Things I could’ve avoided:
– Laptop (Didn’t work at all; For travel plans, the phone was enough)
– Shower gel and hair conditioner (Every hostel provided it)
– A couple more items that I’ve listed in the same spreadsheet
Things I missed:
Traveler adapter that could work with Japanese plug sockets. I totally forgot about it.
I bought one at FamilyMart in Osaka.
I was already learning Japanese. So, it kind of helped.
Two important points that I suggest everyone note before your Japan trip:
1. Learn Hiragana and Katakana (Japanese alphabets)
There are only about a hundred of them. So, you’re good!
You can learn Hiragana and Katakana from Tofugu. They associate the shape of the characters with some real-life objects so that you directly relate to it once you recognize the shape. Links: Hiragana | Katakana
2. Note down basic Japanese phrases around introduction, greetings, goodbyes, thank yous, food, shopping, directions, and language
The Japanese only use Japanese in their daily communication. So, it’s common for people not to be able to speak with you in English. I suggest you learn the basic phrases which can help you communicate at the restaurants, shops, hotel, with strangers when you’re lost, with the new Japanese friend you made at the bar etc.
I referred to Human Japanese and FluentuFluentu for the same. Then, I also used Google Translate and other sources for common translations like going left, going right, taking a turn, crossing the intersection etc.
Basically, know what you might have to ask anybody. And keep the translations handy at the time of action.
I loved talking to people in Japanese. Though, I got stuck after a while every time. It was an amazing feeling, and it made me more confident every time a Japanese could understand me and I could understand them.
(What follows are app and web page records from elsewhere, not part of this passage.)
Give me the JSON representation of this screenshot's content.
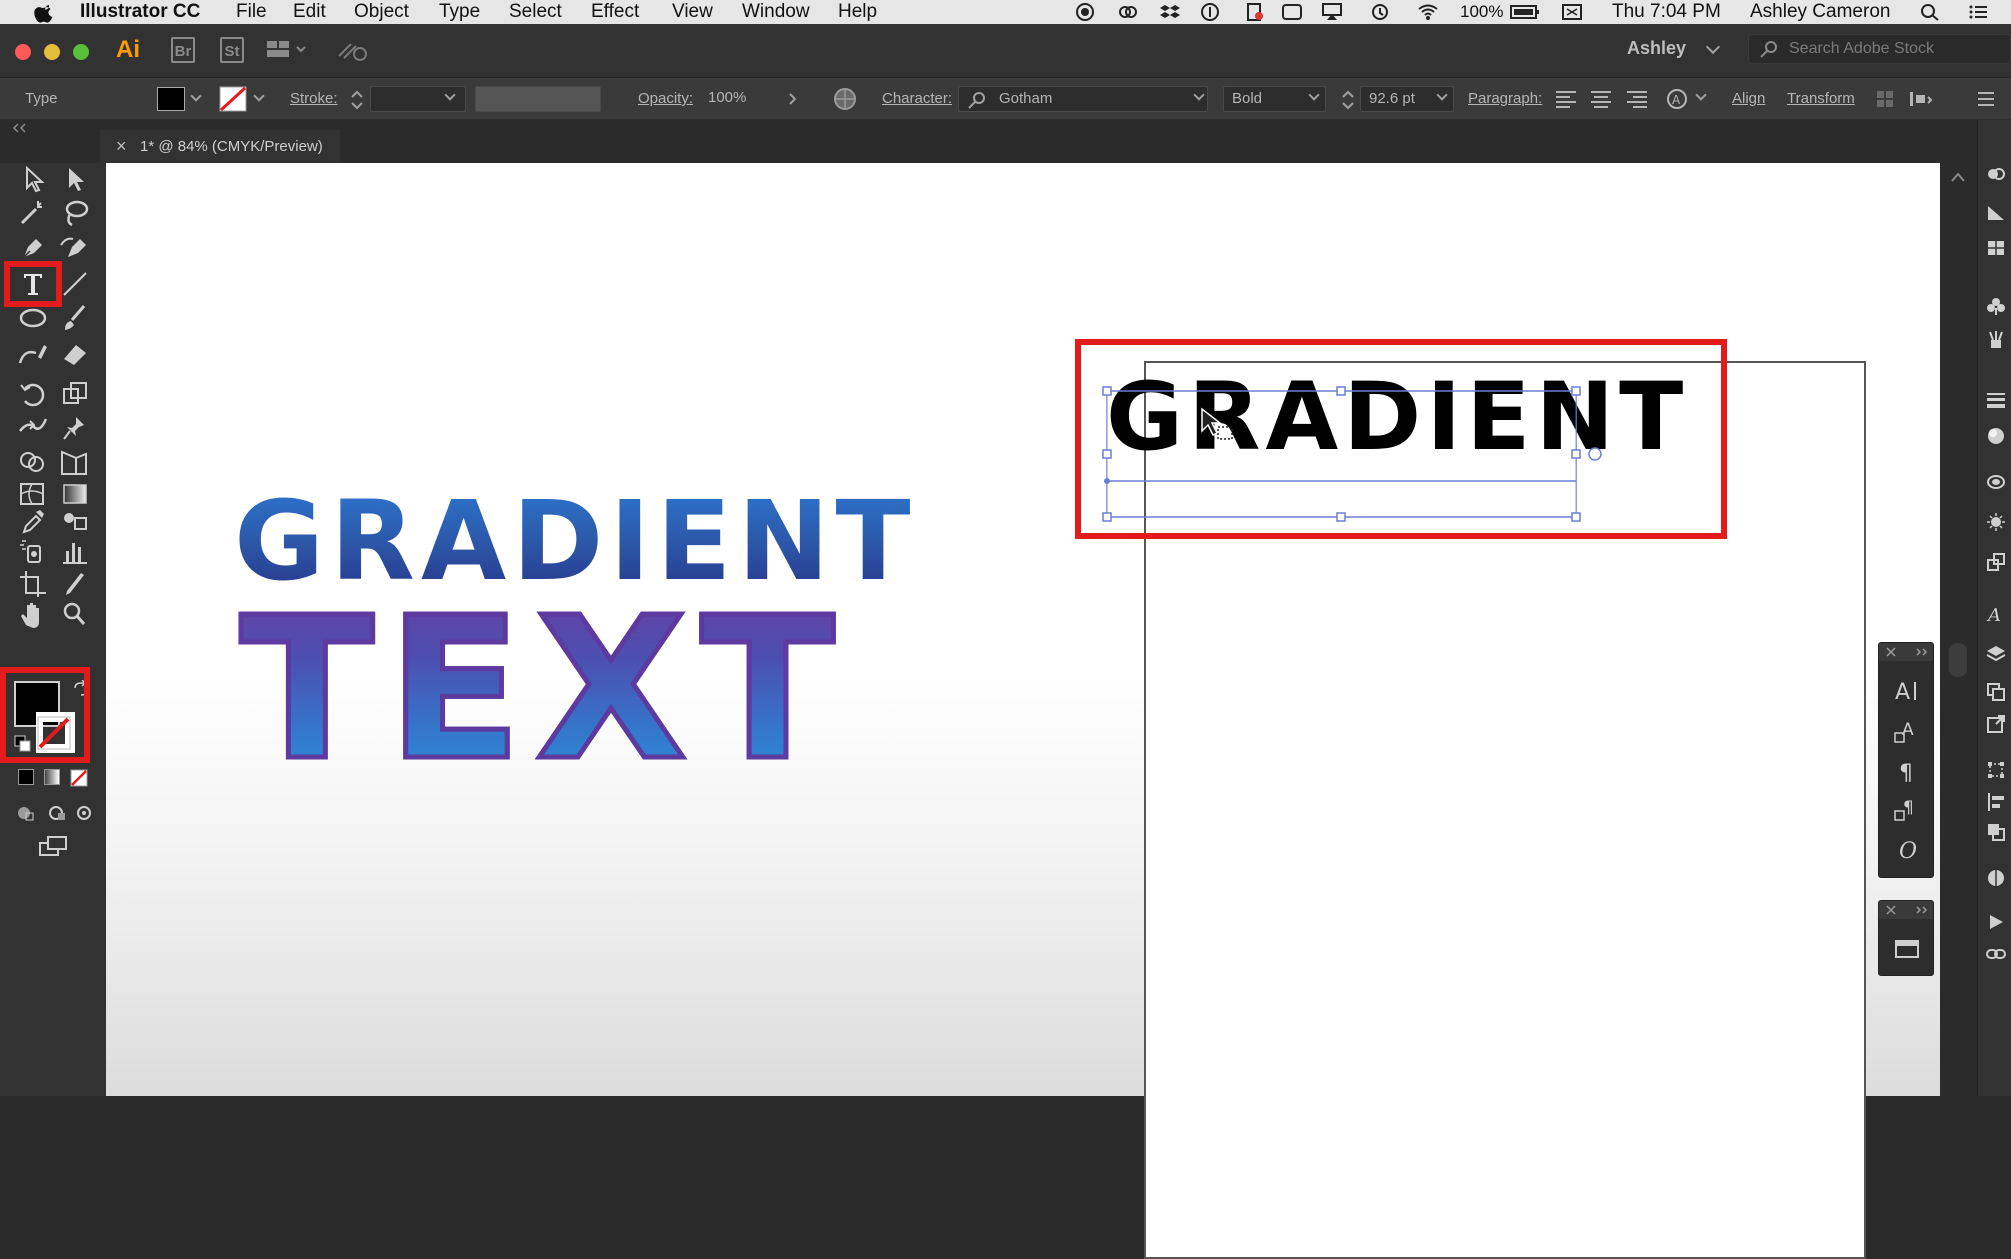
{
  "menubar": {
    "app_name": "Illustrator CC",
    "items": [
      "File",
      "Edit",
      "Object",
      "Type",
      "Select",
      "Effect",
      "View",
      "Window",
      "Help"
    ],
    "battery": "100%",
    "clock": "Thu 7:04 PM",
    "user": "Ashley Cameron"
  },
  "appbar": {
    "logo": "Ai",
    "bridge": "Br",
    "stock": "St",
    "workspace": "Ashley",
    "search_placeholder": "Search Adobe Stock"
  },
  "controlbar": {
    "tool_label": "Type",
    "stroke_label": "Stroke:",
    "opacity_label": "Opacity:",
    "opacity_value": "100%",
    "character_label": "Character:",
    "font_family": "Gotham",
    "font_style": "Bold",
    "font_size": "92.6 pt",
    "paragraph_label": "Paragraph:",
    "align_label": "Align",
    "transform_label": "Transform"
  },
  "document_tab": {
    "close": "×",
    "title": "1* @ 84% (CMYK/Preview)"
  },
  "canvas": {
    "sample_line1": "GRADIENT",
    "sample_line2": "TEXT",
    "selected_text": "GRADIENT"
  },
  "colors": {
    "highlight": "#e31b1b",
    "gradient_top": "#2d78d0",
    "gradient_bottom": "#27338a",
    "text_outline": "#5c3aa0",
    "selection": "#6b7fd6"
  }
}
Reading more about Japan
There are some very obvious differences that you’ll notice only in the Japanese people. Maybe South Korean? I’m talking from an Indian’s perspective here. So, some of you might already be doing it. Who knows!
Luckily, I’d already read a lot about the culture before my trip. If you’re planning a trip to Japan, it’ll be a good idea to read more about public etiquette.
There are many YouTubers and Bloggers who have covered this section. All you need to do is search the keywords. There’ll be a plenty of content around it.
Just to elaborate on what I’m saying, I’m including two examples here. The rest will be covered in another blog post about my observations in Japan.
Escalators and Moving Sidewalks
Stand on the left side. Walk on the right side. Do not block anyone’s path. If they’re walking on the escalators, they really wanna get there faster.
I had read about this before my trip so I didn’t look like an idiot foreigner blocking everyone’s way by standing on the wrong side.
Don’t be loud in public transport; Don’t speak at all, maybe.
Because the Japanese have space problems. It’s common for people to share the same wall, or to have houses so close to each other. Hence they try their best to not disturb others and they expect the same from others. Now it’s become a system.
If you’re taking a subway or a train full of people, please avoid talking loud.
So, that’s all about planning & preparation. Will come back with detailed itinerary and budget in the next blog post.